Fire Department spokesman Chris Harvey said his department has a hard time retaining minority and female staff members, who often leave for jobs with higher pay and benefits.
“They know they’re highly desirable,” he said. “They really can choose where they want to go if they are qualified.”
City Councilman Rick Jennings said he was troubled by the decline of black personnel within those two public safety departments. While the ranks of other ethnic groups remained largely flat at the police and fire agencies over the 14-year period examined, their numbers did not drop.
“We have to get into the devil of that detail if we are ever going to change,” he said during the meeting.
One of the most startling findings in the audit was how underrepresented Hispanics are in city management ranks throughout departments. In every department except economic development, there was a double-digit discrepancy in the percentage of Hispanics in management roles compared to the percentage of Hispanics in Sacramento in general.

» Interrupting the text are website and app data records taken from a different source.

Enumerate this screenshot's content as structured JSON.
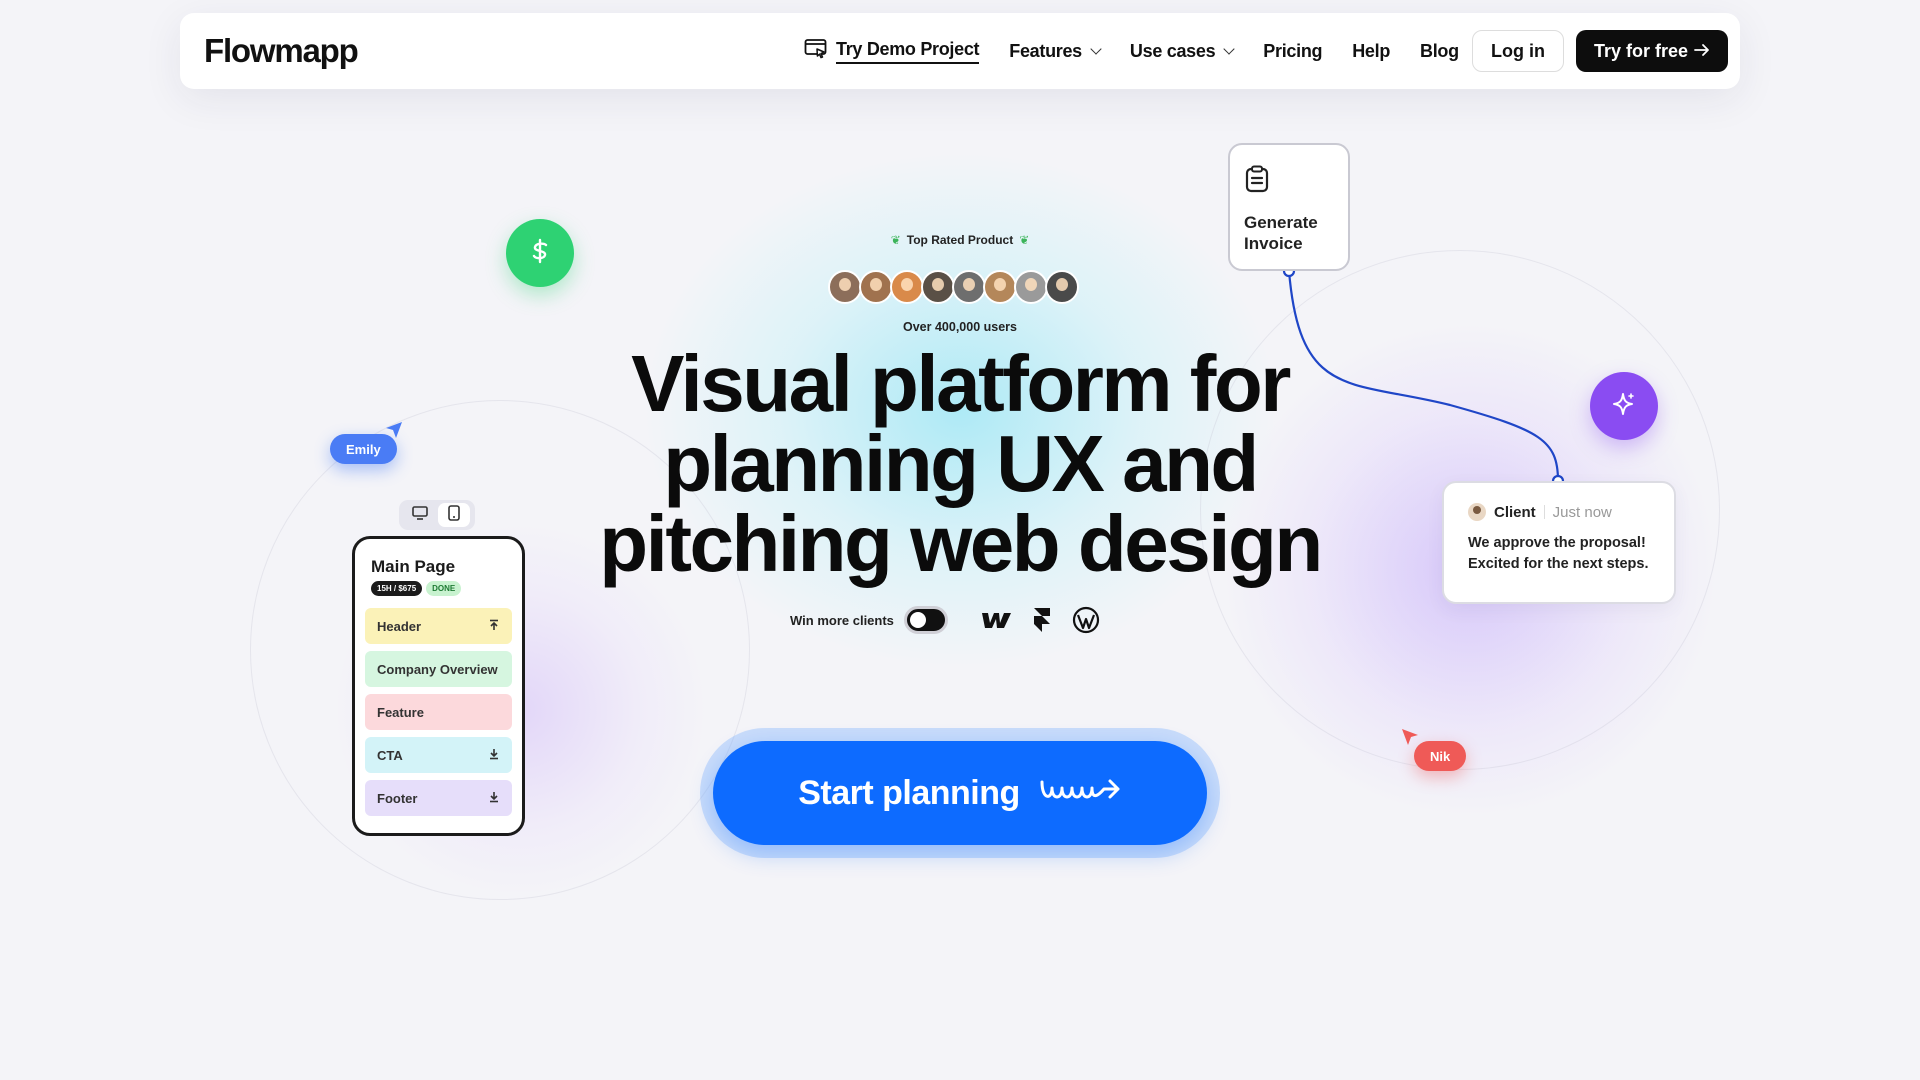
{
  "nav": {
    "logo": "Flowmapp",
    "demo_label": "Try Demo Project",
    "features_label": "Features",
    "use_cases_label": "Use cases",
    "pricing_label": "Pricing",
    "help_label": "Help",
    "blog_label": "Blog",
    "login_label": "Log in",
    "try_label": "Try for free"
  },
  "hero": {
    "top_rated": "Top Rated Product",
    "users": "Over 400,000 users",
    "title_lines": [
      "Visual platform for",
      "planning UX and",
      "pitching web design"
    ],
    "win_label": "Win more clients",
    "cta_label": "Start planning"
  },
  "floating": {
    "invoice_label": "Generate Invoice",
    "client_name": "Client",
    "client_time": "Just now",
    "client_msg_line1": "We approve the proposal!",
    "client_msg_line2": "Excited for the next steps.",
    "tag_emily": "Emily",
    "tag_nik": "Nik"
  },
  "phone": {
    "title": "Main Page",
    "badge_budget": "15H / $675",
    "badge_status": "DONE",
    "sections": [
      {
        "label": "Header",
        "bg": "#fbf2b8",
        "icon": "arrow-up-icon"
      },
      {
        "label": "Company Overview",
        "bg": "#d6f6e0",
        "icon": ""
      },
      {
        "label": "Feature",
        "bg": "#fcd9dc",
        "icon": ""
      },
      {
        "label": "CTA",
        "bg": "#d3f3f8",
        "icon": "arrow-down-icon"
      },
      {
        "label": "Footer",
        "bg": "#e6defa",
        "icon": "arrow-down-icon"
      }
    ]
  },
  "avatars": [
    "#8c6e5a",
    "#a0724e",
    "#d98a4a",
    "#5a5046",
    "#6e6e6e",
    "#b4875a",
    "#9a9a9a",
    "#4a4a4a"
  ],
  "colors": {
    "accent": "#0d6bff",
    "green": "#2ed273",
    "purple": "#8a4cf2",
    "emily": "#4a7cf5",
    "nik": "#ef5a57"
  }
}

Overall, Hispanics were underrepresented in top jobs by 20 percentage points when compared to their overall population numbers.
Sacramento’s population is 35 percent white, nearly 27 percent Hispanic, 20 percent Asian/Pacific Islander, 13 percent African American and 5 percent multi-race.

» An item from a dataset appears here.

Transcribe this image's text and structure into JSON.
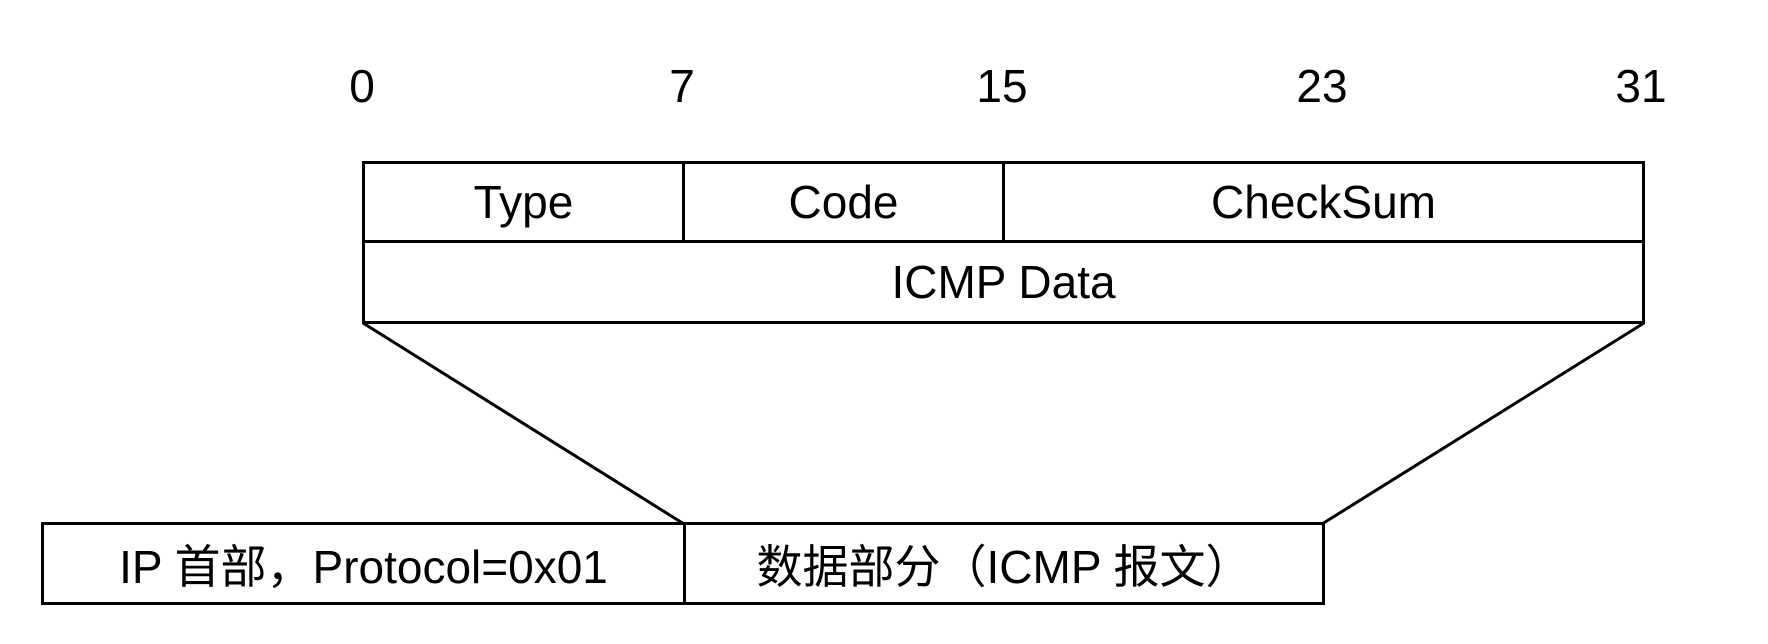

The report also highlighted gender pay differences within city ranks. Of the 157 management employees making more than $120,000 annually, 38 were women – about 24 percent. In the Police Department, that disparity was even more pronounced. In the City Attorney’s Office, only six women make more than $120,000 a year, compared with 18 men at that level.
At the Fire Department, just 19 of the 385 sworn personnel who make more than $90,000 a year are women.
Defending the department, Harvey said just 5 percent of the 576 sworn Fire Department employees are women. That’s better than the national average of 3.4 percent, he said.
Johnson said he did not view the report as a “gotcha,” but instead as an opportunity to create short- and long-term plans to address the problem.
“This reality is real, and what we care most about is ... what can we do going forward?” he said during the meeting.
He said he would ask the committee to create an action plan to present to the full City Council.
“At the end of the day, it’s got to be about action,” he said. “It can’t be about words.”